Task requirements:
Reprint the whole of the data exactly.
[[ Records supplied, beginning ]]
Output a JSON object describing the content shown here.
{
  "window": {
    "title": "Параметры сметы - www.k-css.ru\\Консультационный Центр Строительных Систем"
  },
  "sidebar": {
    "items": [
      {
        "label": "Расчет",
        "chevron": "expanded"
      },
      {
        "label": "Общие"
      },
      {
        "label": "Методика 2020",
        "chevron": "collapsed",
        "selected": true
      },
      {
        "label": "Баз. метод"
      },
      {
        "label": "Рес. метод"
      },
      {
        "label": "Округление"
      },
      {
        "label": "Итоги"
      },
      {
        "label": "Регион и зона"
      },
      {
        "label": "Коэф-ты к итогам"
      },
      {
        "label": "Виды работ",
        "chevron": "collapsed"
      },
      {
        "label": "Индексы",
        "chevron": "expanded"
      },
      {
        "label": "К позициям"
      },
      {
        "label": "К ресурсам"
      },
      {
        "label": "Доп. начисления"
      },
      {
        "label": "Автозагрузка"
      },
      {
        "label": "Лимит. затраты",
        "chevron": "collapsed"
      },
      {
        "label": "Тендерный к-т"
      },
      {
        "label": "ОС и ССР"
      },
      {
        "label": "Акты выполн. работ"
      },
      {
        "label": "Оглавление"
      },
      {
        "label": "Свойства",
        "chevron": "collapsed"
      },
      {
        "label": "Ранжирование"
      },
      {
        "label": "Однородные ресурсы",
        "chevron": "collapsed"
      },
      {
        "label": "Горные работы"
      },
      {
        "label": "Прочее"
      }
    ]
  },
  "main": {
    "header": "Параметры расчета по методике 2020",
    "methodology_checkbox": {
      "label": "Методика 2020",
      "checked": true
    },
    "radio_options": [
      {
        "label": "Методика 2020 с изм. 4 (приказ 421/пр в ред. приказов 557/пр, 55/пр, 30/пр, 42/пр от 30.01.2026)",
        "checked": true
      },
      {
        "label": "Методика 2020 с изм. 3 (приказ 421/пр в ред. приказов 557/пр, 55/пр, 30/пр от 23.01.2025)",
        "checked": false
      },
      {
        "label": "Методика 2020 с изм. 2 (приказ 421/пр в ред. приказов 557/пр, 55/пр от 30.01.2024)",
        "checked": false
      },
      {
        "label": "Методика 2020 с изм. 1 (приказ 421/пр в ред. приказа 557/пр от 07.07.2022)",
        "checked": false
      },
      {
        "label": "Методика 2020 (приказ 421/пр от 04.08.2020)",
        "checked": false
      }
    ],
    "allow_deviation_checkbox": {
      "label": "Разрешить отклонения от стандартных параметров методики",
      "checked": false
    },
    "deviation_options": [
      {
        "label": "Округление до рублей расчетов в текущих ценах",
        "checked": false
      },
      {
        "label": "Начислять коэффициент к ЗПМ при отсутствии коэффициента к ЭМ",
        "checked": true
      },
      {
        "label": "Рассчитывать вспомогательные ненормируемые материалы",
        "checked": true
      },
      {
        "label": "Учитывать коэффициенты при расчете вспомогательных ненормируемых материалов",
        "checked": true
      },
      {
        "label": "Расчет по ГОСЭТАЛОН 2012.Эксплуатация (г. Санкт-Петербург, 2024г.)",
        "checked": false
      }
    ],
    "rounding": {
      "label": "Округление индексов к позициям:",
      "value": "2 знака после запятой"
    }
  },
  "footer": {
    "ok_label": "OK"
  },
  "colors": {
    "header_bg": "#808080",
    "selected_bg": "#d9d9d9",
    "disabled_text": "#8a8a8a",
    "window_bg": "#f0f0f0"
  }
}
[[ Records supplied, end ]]
Output of the exercise:
Output a JSON object describing the content shown here.
{
  "window": {
    "title": "Параметры сметы - www.k-css.ru\\Консультационный Центр Строительных Систем"
  },
  "sidebar": {
    "items": [
      {
        "label": "Расчет",
        "chevron": "expanded"
      },
      {
        "label": "Общие"
      },
      {
        "label": "Методика 2020",
        "chevron": "collapsed",
        "selected": true
      },
      {
        "label": "Баз. метод"
      },
      {
        "label": "Рес. метод"
      },
      {
        "label": "Округление"
      },
      {
        "label": "Итоги"
      },
      {
        "label": "Регион и зона"
      },
      {
        "label": "Коэф-ты к итогам"
      },
      {
        "label": "Виды работ",
        "chevron": "collapsed"
      },
      {
        "label": "Индексы",
        "chevron": "expanded"
      },
      {
        "label": "К позициям"
      },
      {
        "label": "К ресурсам"
      },
      {
        "label": "Доп. начисления"
      },
      {
        "label": "Автозагрузка"
      },
      {
        "label": "Лимит. затраты",
        "chevron": "collapsed"
      },
      {
        "label": "Тендерный к-т"
      },
      {
        "label": "ОС и ССР"
      },
      {
        "label": "Акты выполн. работ"
      },
      {
        "label": "Оглавление"
      },
      {
        "label": "Свойства",
        "chevron": "collapsed"
      },
      {
        "label": "Ранжирование"
      },
      {
        "label": "Однородные ресурсы",
        "chevron": "collapsed"
      },
      {
        "label": "Горные работы"
      },
      {
        "label": "Прочее"
      }
    ]
  },
  "main": {
    "header": "Параметры расчета по методике 2020",
    "methodology_checkbox": {
      "label": "Методика 2020",
      "checked": true
    },
    "radio_options": [
      {
        "label": "Методика 2020 с изм. 4 (приказ 421/пр в ред. приказов 557/пр, 55/пр, 30/пр, 42/пр от 30.01.2026)",
        "checked": true
      },
      {
        "label": "Методика 2020 с изм. 3 (приказ 421/пр в ред. приказов 557/пр, 55/пр, 30/пр от 23.01.2025)",
        "checked": false
      },
      {
        "label": "Методика 2020 с изм. 2 (приказ 421/пр в ред. приказов 557/пр, 55/пр от 30.01.2024)",
        "checked": false
      },
      {
        "label": "Методика 2020 с изм. 1 (приказ 421/пр в ред. приказа 557/пр от 07.07.2022)",
        "checked": false
      },
      {
        "label": "Методика 2020 (приказ 421/пр от 04.08.2020)",
        "checked": false
      }
    ],
    "allow_deviation_checkbox": {
      "label": "Разрешить отклонения от стандартных параметров методики",
      "checked": false
    },
    "deviation_options": [
      {
        "label": "Округление до рублей расчетов в текущих ценах",
        "checked": false
      },
      {
        "label": "Начислять коэффициент к ЗПМ при отсутствии коэффициента к ЭМ",
        "checked": true
      },
      {
        "label": "Рассчитывать вспомогательные ненормируемые материалы",
        "checked": true
      },
      {
        "label": "Учитывать коэффициенты при расчете вспомогательных ненормируемых материалов",
        "checked": true
      },
      {
        "label": "Расчет по ГОСЭТАЛОН 2012.Эксплуатация (г. Санкт-Петербург, 2024г.)",
        "checked": false
      }
    ],
    "rounding": {
      "label": "Округление индексов к позициям:",
      "value": "2 знака после запятой"
    }
  },
  "footer": {
    "ok_label": "OK"
  },
  "colors": {
    "header_bg": "#808080",
    "selected_bg": "#d9d9d9",
    "disabled_text": "#8a8a8a",
    "window_bg": "#f0f0f0"
  }
}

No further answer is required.